__WORK ITEM__:
Every line of the material must come back exactly as given.

__INPUT DATA__:
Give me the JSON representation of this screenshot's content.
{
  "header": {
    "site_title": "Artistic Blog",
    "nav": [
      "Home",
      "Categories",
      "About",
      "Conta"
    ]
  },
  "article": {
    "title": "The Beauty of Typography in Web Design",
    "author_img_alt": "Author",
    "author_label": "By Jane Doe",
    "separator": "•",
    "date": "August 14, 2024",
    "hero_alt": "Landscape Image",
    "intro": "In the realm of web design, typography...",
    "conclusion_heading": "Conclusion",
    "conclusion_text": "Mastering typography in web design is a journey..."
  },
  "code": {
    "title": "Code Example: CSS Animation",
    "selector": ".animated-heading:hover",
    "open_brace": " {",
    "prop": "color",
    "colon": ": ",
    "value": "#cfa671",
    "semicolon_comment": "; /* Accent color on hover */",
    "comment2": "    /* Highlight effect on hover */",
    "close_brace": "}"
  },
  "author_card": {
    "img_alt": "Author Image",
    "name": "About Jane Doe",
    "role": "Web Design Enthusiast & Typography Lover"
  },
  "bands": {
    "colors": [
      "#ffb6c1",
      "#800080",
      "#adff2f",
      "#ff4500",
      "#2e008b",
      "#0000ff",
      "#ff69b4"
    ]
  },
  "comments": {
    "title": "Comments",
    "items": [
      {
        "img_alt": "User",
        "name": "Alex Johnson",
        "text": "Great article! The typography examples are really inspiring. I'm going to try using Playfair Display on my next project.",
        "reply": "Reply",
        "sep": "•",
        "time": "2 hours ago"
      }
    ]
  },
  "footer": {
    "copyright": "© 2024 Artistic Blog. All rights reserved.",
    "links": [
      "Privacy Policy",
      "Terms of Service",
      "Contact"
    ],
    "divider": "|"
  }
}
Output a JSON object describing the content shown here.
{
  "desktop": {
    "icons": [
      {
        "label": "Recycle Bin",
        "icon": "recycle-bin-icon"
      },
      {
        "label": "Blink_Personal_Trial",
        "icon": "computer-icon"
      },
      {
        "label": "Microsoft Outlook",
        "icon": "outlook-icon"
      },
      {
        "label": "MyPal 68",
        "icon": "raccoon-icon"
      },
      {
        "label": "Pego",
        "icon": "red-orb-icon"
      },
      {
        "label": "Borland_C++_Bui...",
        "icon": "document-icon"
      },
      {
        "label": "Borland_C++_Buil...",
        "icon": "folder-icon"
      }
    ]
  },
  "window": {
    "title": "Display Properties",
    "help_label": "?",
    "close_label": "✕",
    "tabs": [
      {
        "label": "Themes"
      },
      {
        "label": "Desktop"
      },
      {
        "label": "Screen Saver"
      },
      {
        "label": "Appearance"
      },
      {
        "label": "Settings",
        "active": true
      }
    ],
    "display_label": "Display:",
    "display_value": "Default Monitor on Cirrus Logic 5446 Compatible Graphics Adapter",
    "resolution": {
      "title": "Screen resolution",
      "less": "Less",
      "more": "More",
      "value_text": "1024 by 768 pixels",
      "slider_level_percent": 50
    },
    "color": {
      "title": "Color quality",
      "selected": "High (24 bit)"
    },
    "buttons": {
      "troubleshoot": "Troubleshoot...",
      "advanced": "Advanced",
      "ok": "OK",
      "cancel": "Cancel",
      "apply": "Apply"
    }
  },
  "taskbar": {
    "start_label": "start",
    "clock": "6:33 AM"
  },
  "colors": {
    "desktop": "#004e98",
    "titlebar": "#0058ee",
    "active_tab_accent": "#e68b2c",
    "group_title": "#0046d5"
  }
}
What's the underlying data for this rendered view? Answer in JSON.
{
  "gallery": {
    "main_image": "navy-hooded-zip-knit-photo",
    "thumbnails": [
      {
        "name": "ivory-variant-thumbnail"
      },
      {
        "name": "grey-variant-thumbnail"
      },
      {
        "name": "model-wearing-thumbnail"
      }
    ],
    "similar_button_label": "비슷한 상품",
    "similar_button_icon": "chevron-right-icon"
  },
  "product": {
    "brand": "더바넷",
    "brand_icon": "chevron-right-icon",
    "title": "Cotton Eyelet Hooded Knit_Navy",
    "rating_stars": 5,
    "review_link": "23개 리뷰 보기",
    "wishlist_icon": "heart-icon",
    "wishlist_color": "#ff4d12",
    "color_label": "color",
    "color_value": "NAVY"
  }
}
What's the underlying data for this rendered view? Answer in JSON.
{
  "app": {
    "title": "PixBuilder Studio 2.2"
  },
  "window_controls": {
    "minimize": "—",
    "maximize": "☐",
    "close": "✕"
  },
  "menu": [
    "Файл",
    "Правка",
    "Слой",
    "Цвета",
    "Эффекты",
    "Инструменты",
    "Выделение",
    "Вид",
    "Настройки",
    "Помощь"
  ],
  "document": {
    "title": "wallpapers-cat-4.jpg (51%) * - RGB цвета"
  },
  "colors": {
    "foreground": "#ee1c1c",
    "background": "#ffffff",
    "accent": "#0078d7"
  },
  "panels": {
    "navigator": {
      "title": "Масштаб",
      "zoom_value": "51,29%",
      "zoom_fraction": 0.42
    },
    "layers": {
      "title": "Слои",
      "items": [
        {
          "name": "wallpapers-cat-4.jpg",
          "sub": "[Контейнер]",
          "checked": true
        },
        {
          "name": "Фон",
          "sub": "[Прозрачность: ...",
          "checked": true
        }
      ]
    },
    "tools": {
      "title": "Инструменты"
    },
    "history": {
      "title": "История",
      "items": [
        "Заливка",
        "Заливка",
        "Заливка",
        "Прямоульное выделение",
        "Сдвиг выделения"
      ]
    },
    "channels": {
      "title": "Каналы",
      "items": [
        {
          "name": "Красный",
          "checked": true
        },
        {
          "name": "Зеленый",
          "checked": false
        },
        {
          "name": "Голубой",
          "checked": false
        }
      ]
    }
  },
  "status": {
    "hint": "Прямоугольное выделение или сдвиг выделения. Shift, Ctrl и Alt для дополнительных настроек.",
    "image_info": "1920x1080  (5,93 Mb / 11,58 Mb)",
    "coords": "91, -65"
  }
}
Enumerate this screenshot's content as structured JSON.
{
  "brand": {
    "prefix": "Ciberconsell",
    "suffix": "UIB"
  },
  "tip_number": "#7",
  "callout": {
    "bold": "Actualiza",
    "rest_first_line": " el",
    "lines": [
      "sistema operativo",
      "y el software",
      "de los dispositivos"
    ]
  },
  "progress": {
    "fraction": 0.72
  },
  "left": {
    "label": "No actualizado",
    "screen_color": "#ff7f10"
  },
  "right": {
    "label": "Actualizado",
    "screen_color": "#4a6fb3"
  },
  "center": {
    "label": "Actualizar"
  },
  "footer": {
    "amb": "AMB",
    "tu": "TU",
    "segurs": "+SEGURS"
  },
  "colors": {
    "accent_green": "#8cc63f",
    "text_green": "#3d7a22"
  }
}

__THE ANSWER__:
Give me the JSON representation of this screenshot's content.
{
  "header": {
    "site_title": "Artistic Blog",
    "nav": [
      "Home",
      "Categories",
      "About",
      "Conta"
    ]
  },
  "article": {
    "title": "The Beauty of Typography in Web Design",
    "author_img_alt": "Author",
    "author_label": "By Jane Doe",
    "separator": "•",
    "date": "August 14, 2024",
    "hero_alt": "Landscape Image",
    "intro": "In the realm of web design, typography...",
    "conclusion_heading": "Conclusion",
    "conclusion_text": "Mastering typography in web design is a journey..."
  },
  "code": {
    "title": "Code Example: CSS Animation",
    "selector": ".animated-heading:hover",
    "open_brace": " {",
    "prop": "color",
    "colon": ": ",
    "value": "#cfa671",
    "semicolon_comment": "; /* Accent color on hover */",
    "comment2": "    /* Highlight effect on hover */",
    "close_brace": "}"
  },
  "author_card": {
    "img_alt": "Author Image",
    "name": "About Jane Doe",
    "role": "Web Design Enthusiast & Typography Lover"
  },
  "bands": {
    "colors": [
      "#ffb6c1",
      "#800080",
      "#adff2f",
      "#ff4500",
      "#2e008b",
      "#0000ff",
      "#ff69b4"
    ]
  },
  "comments": {
    "title": "Comments",
    "items": [
      {
        "img_alt": "User",
        "name": "Alex Johnson",
        "text": "Great article! The typography examples are really inspiring. I'm going to try using Playfair Display on my next project.",
        "reply": "Reply",
        "sep": "•",
        "time": "2 hours ago"
      }
    ]
  },
  "footer": {
    "copyright": "© 2024 Artistic Blog. All rights reserved.",
    "links": [
      "Privacy Policy",
      "Terms of Service",
      "Contact"
    ],
    "divider": "|"
  }
}
Output a JSON object describing the content shown here.
{
  "desktop": {
    "icons": [
      {
        "label": "Recycle Bin",
        "icon": "recycle-bin-icon"
      },
      {
        "label": "Blink_Personal_Trial",
        "icon": "computer-icon"
      },
      {
        "label": "Microsoft Outlook",
        "icon": "outlook-icon"
      },
      {
        "label": "MyPal 68",
        "icon": "raccoon-icon"
      },
      {
        "label": "Pego",
        "icon": "red-orb-icon"
      },
      {
        "label": "Borland_C++_Bui...",
        "icon": "document-icon"
      },
      {
        "label": "Borland_C++_Buil...",
        "icon": "folder-icon"
      }
    ]
  },
  "window": {
    "title": "Display Properties",
    "help_label": "?",
    "close_label": "✕",
    "tabs": [
      {
        "label": "Themes"
      },
      {
        "label": "Desktop"
      },
      {
        "label": "Screen Saver"
      },
      {
        "label": "Appearance"
      },
      {
        "label": "Settings",
        "active": true
      }
    ],
    "display_label": "Display:",
    "display_value": "Default Monitor on Cirrus Logic 5446 Compatible Graphics Adapter",
    "resolution": {
      "title": "Screen resolution",
      "less": "Less",
      "more": "More",
      "value_text": "1024 by 768 pixels",
      "slider_level_percent": 50
    },
    "color": {
      "title": "Color quality",
      "selected": "High (24 bit)"
    },
    "buttons": {
      "troubleshoot": "Troubleshoot...",
      "advanced": "Advanced",
      "ok": "OK",
      "cancel": "Cancel",
      "apply": "Apply"
    }
  },
  "taskbar": {
    "start_label": "start",
    "clock": "6:33 AM"
  },
  "colors": {
    "desktop": "#004e98",
    "titlebar": "#0058ee",
    "active_tab_accent": "#e68b2c",
    "group_title": "#0046d5"
  }
}
What's the underlying data for this rendered view? Answer in JSON.
{
  "gallery": {
    "main_image": "navy-hooded-zip-knit-photo",
    "thumbnails": [
      {
        "name": "ivory-variant-thumbnail"
      },
      {
        "name": "grey-variant-thumbnail"
      },
      {
        "name": "model-wearing-thumbnail"
      }
    ],
    "similar_button_label": "비슷한 상품",
    "similar_button_icon": "chevron-right-icon"
  },
  "product": {
    "brand": "더바넷",
    "brand_icon": "chevron-right-icon",
    "title": "Cotton Eyelet Hooded Knit_Navy",
    "rating_stars": 5,
    "review_link": "23개 리뷰 보기",
    "wishlist_icon": "heart-icon",
    "wishlist_color": "#ff4d12",
    "color_label": "color",
    "color_value": "NAVY"
  }
}
What's the underlying data for this rendered view? Answer in JSON.
{
  "app": {
    "title": "PixBuilder Studio 2.2"
  },
  "window_controls": {
    "minimize": "—",
    "maximize": "☐",
    "close": "✕"
  },
  "menu": [
    "Файл",
    "Правка",
    "Слой",
    "Цвета",
    "Эффекты",
    "Инструменты",
    "Выделение",
    "Вид",
    "Настройки",
    "Помощь"
  ],
  "document": {
    "title": "wallpapers-cat-4.jpg (51%) * - RGB цвета"
  },
  "colors": {
    "foreground": "#ee1c1c",
    "background": "#ffffff",
    "accent": "#0078d7"
  },
  "panels": {
    "navigator": {
      "title": "Масштаб",
      "zoom_value": "51,29%",
      "zoom_fraction": 0.42
    },
    "layers": {
      "title": "Слои",
      "items": [
        {
          "name": "wallpapers-cat-4.jpg",
          "sub": "[Контейнер]",
          "checked": true
        },
        {
          "name": "Фон",
          "sub": "[Прозрачность: ...",
          "checked": true
        }
      ]
    },
    "tools": {
      "title": "Инструменты"
    },
    "history": {
      "title": "История",
      "items": [
        "Заливка",
        "Заливка",
        "Заливка",
        "Прямоульное выделение",
        "Сдвиг выделения"
      ]
    },
    "channels": {
      "title": "Каналы",
      "items": [
        {
          "name": "Красный",
          "checked": true
        },
        {
          "name": "Зеленый",
          "checked": false
        },
        {
          "name": "Голубой",
          "checked": false
        }
      ]
    }
  },
  "status": {
    "hint": "Прямоугольное выделение или сдвиг выделения. Shift, Ctrl и Alt для дополнительных настроек.",
    "image_info": "1920x1080  (5,93 Mb / 11,58 Mb)",
    "coords": "91, -65"
  }
}
Enumerate this screenshot's content as structured JSON.
{
  "brand": {
    "prefix": "Ciberconsell",
    "suffix": "UIB"
  },
  "tip_number": "#7",
  "callout": {
    "bold": "Actualiza",
    "rest_first_line": " el",
    "lines": [
      "sistema operativo",
      "y el software",
      "de los dispositivos"
    ]
  },
  "progress": {
    "fraction": 0.72
  },
  "left": {
    "label": "No actualizado",
    "screen_color": "#ff7f10"
  },
  "right": {
    "label": "Actualizado",
    "screen_color": "#4a6fb3"
  },
  "center": {
    "label": "Actualizar"
  },
  "footer": {
    "amb": "AMB",
    "tu": "TU",
    "segurs": "+SEGURS"
  },
  "colors": {
    "accent_green": "#8cc63f",
    "text_green": "#3d7a22"
  }
}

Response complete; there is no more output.